Blair favourite to be first EU president
By George Parker in London and Tony Barber in Dublin
Published: October 3 2009 03:00 | Last updated: October 3 2009 03:00
Gordon Brown spent this week fighting for his political life at the Labour party conference in Brighton. Meanwhile, the man whom he succeeded as Britain's prime minister - Tony Blair - may be about to enjoy a surprise renaissance.
"It's looking good for Tony," said one British cabinet minister. He believes the signals from the rest of Europe are that Mr Blair may be about to become the first president of the EU.
The votes have to be counted in Ireland first, and the Czechs and Poles have yet to ratify, but the EU could start considering who will be its new president at a summit in Brussels at the end of the month.
Mr Brown and Nicolas Sarkozy, French president, have both canvassed support for Mr Blair.
A number of smaller or medium-sized countries, including Sweden, which holds the EU's current rotating presidency, have strong reservations about whether a former leader of a big country should take the role, while some leaders will not forgive Mr Blair for his part in the Iraq war.

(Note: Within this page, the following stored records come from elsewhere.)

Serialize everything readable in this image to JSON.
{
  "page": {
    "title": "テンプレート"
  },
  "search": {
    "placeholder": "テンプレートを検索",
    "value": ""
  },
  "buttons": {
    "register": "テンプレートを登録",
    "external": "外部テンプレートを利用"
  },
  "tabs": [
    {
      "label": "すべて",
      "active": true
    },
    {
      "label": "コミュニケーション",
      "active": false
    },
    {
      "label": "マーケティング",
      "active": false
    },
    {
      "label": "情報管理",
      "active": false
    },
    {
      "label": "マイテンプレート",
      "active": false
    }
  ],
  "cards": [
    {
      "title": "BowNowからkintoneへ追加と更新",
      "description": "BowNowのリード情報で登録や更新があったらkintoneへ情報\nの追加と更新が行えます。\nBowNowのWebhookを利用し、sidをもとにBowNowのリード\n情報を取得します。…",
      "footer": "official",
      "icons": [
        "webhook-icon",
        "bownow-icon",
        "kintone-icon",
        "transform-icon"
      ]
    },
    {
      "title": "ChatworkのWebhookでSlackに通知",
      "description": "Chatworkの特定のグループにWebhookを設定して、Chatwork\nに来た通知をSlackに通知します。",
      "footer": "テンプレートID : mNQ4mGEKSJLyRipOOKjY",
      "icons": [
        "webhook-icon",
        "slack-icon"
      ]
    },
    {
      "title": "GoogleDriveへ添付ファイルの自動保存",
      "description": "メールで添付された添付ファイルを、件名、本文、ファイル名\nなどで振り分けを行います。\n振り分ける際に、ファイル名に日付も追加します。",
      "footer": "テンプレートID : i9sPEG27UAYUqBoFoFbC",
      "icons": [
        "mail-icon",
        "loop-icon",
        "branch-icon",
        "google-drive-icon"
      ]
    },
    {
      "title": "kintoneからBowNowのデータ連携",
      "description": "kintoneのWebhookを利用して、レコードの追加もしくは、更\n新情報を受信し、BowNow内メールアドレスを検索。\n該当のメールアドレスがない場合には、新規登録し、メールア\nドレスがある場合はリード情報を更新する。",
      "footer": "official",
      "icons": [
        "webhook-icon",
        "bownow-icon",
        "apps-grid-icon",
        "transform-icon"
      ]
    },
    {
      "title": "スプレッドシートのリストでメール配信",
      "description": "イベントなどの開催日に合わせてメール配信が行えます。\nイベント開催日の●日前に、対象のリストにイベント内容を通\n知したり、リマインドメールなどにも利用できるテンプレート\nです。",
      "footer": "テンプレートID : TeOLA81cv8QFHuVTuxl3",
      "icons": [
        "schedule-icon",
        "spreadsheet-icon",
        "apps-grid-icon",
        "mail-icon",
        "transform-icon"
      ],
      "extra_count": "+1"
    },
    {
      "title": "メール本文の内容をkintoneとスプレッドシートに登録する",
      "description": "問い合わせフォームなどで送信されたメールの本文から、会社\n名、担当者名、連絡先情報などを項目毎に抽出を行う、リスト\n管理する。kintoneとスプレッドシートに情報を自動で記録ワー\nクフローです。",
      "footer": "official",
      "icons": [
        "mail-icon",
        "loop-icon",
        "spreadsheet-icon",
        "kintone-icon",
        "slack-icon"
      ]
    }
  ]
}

But the biggest potential block could be Angela Merkel, German chancellor, who has previously indicated that she could not countenance Mr Blair as EU president.
Her position - and that of other leaders - may not become clear until nearer the EU summit on October 29-30. Front-runners in such contests seldom win and compromise candidates can emerge at the last minute.
Also a consideration is that another new role - EU foreign minister - is being earmarked by some national capitals for a centre-left politician, suggesting the president should come from the centre-right. Questions would arise over where exactly Mr Blair sits on the political spectrum.
Mr Blair, who has made millions of pounds from public speaking and consultancy work since 2007, is said to be ready for a return to the political frontline.
The creation of the role of president of the EU council - chairing summits and representing the will of the 27 member states - is something he has championed since 2002. Indeed it was one of his few common points of agreement with Jacques Chirac, former French president.
The idea of "President Blair" arriving in Downing Street to greet Mr Brown is certainly an intriguing one.